- Other banks said to be approached by IDA investment agency
- IDA proposes banks move trading, support staff from U.K.
The Irish government is targeting banks including Standard Chartered Plc and Royal Bank of Scotland Group Plc as it seeks to lure finance jobs to the country should the U.K. opt to exit the European Union, people familiar with the discussions said.
IDA Ireland, the foreign investment agency, has already pitched to U.K. and international lenders including Standard Chartered about relocating hundreds of traders and support staff, the people said, asking not to be identified as the discussions were private. The agency is pushing towns like Shannon in western Ireland as ideal destinations for administrative employees because they offer low costs and ample office space, one of the people said.
The U.K. will vote June 23 on whether to remain part of the EU. London’s financiers have warned a so-called Brexit vote will prompt overseas banks to move jobs elsewhere, because some financial products can’t be traded outside the EU without specific agreements.
“Brexit could initially challenge the current operational structures of some U.K. and international banks which do cross-border business” and require “re-engineering to ensure access to the single market,” Carlos Suarez Duarte, an analyst at Moody’s Investors Service, said in a report this month.

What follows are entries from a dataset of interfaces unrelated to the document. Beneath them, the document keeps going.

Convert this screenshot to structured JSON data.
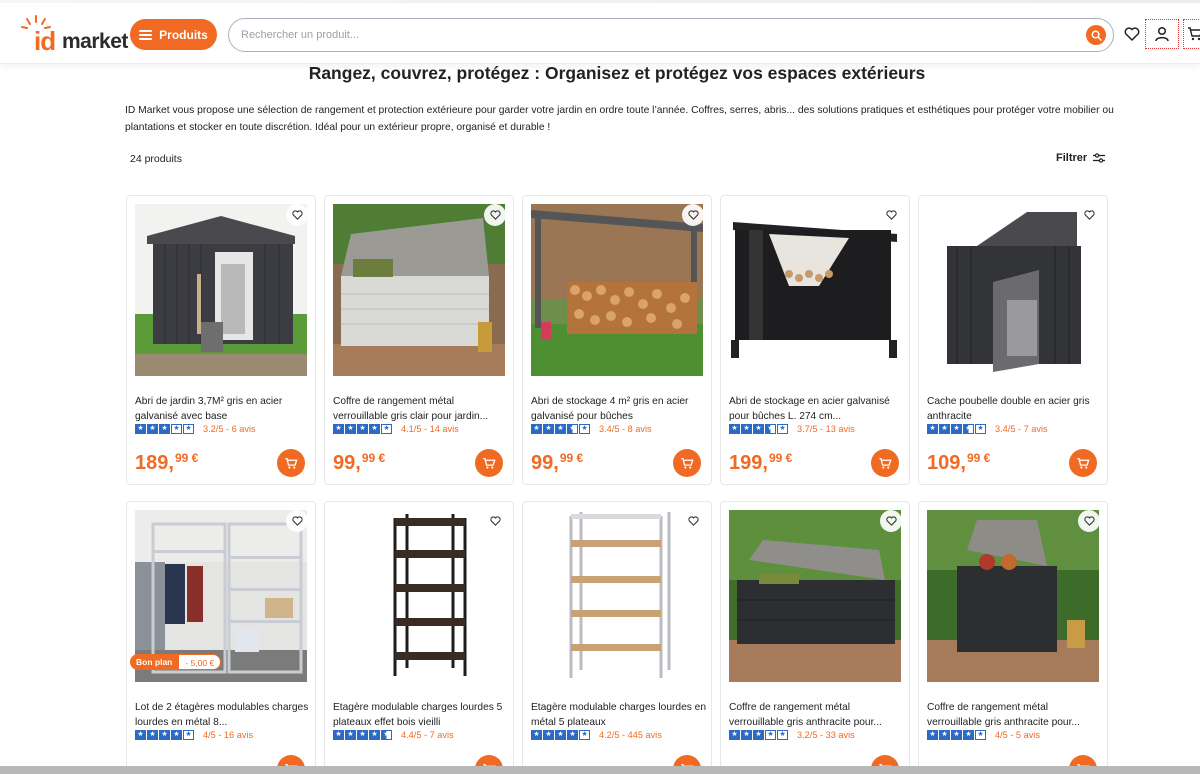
{
  "header": {
    "logo_id": "id",
    "logo_market": "market",
    "menu_label": "Produits",
    "search_placeholder": "Rechercher un produit..."
  },
  "page": {
    "title": "Rangez, couvrez, protégez : Organisez et protégez vos espaces extérieurs",
    "intro": "ID Market vous propose une sélection de rangement et protection extérieure pour garder votre jardin en ordre toute l’année.  Coffres, serres, abris... des solutions pratiques et esthétiques pour protéger votre mobilier ou plantations et stocker en toute discrétion. Idéal pour un extérieur propre, organisé et durable !",
    "count": "24 produits",
    "filter_label": "Filtrer"
  },
  "products": [
    {
      "name": "Abri de jardin 3,7M² gris en acier galvanisé avec base",
      "rating": 3.2,
      "rating_text": "3.2/5 - 6 avis",
      "price_int": "189,",
      "price_dec": "99 €"
    },
    {
      "name": "Coffre de rangement métal verrouillable gris clair pour jardin...",
      "rating": 4.1,
      "rating_text": "4.1/5 - 14 avis",
      "price_int": "99,",
      "price_dec": "99 €"
    },
    {
      "name": "Abri de stockage 4 m² gris en acier galvanisé pour bûches",
      "rating": 3.4,
      "rating_text": "3.4/5 - 8 avis",
      "price_int": "99,",
      "price_dec": "99 €"
    },
    {
      "name": "Abri de stockage en acier galvanisé pour bûches L. 274 cm...",
      "rating": 3.7,
      "rating_text": "3.7/5 - 13 avis",
      "price_int": "199,",
      "price_dec": "99 €"
    },
    {
      "name": "Cache poubelle double en acier gris anthracite",
      "rating": 3.4,
      "rating_text": "3.4/5 - 7 avis",
      "price_int": "109,",
      "price_dec": "99 €"
    },
    {
      "name": "Lot de 2 étagères modulables charges lourdes en métal 8...",
      "rating": 4,
      "rating_text": "4/5 - 16 avis",
      "badge_label": "Bon plan",
      "badge_value": "- 5,00 €"
    },
    {
      "name": "Etagère modulable charges lourdes 5 plateaux effet bois vieilli",
      "rating": 4.4,
      "rating_text": "4.4/5 - 7 avis"
    },
    {
      "name": "Etagère modulable charges lourdes en métal 5 plateaux",
      "rating": 4.2,
      "rating_text": "4.2/5 - 445 avis"
    },
    {
      "name": "Coffre de rangement métal verrouillable gris anthracite pour...",
      "rating": 3.2,
      "rating_text": "3.2/5 - 33 avis"
    },
    {
      "name": "Coffre de rangement métal verrouillable gris anthracite pour...",
      "rating": 4,
      "rating_text": "4/5 - 5 avis"
    }
  ],
  "colors": {
    "accent": "#f06a23",
    "star": "#2b6bc4"
  },
  "icons": [
    "menu-icon",
    "search-icon",
    "heart-icon",
    "user-icon",
    "cart-icon",
    "filter-icon",
    "star-icon"
  ]
}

IDA Chief Executive Officer Martin Shanahan told the Irish Independent newspaper in March that he had met with “some financial services companies” and discussed Brexit, without providing specifics.
“Encouraging investment into regional locations outside of Dublin is a key part of the IDA Ireland’s strategy,” the agency said in an e-mailed statement Monday, declining to comment further. Standard Chartered and RBS declined to comment.
IDA Ireland, based in Dublin, is charged with luring overseas firms to the country, which has a 12.5 percent corporate tax rate, the lowest in Western Europe. More than 1,200 foreign companies, including Facebook Inc., Apple Inc. and Pfizer Inc., have operations in Ireland, and the government wants 900 new “investments” by 2019, according to the state agency’s website. Amid a dearth of office space in Dublin, the IDA is building so-called “advance office facilities” outside the capital.
Banks that have moved some operations to Ireland include Credit Suisse Group AG, which said in December that it will make Dublin its primary hub for servicing hedge funds in Europe and move staff from London. The company, which considered London before settling on Ireland, will employ about 100 people in connection with the trading floor.
Financial CEOs who have discussed the implications of Brexit include Stuart Gulliver of HSBC Holdings Plc, who said in February that the lender would probably need to move about 1,000 investment bankers linked to operations governed by MiFID II, the EU rules covering everything from derivatives trading to bond pricing, to Paris.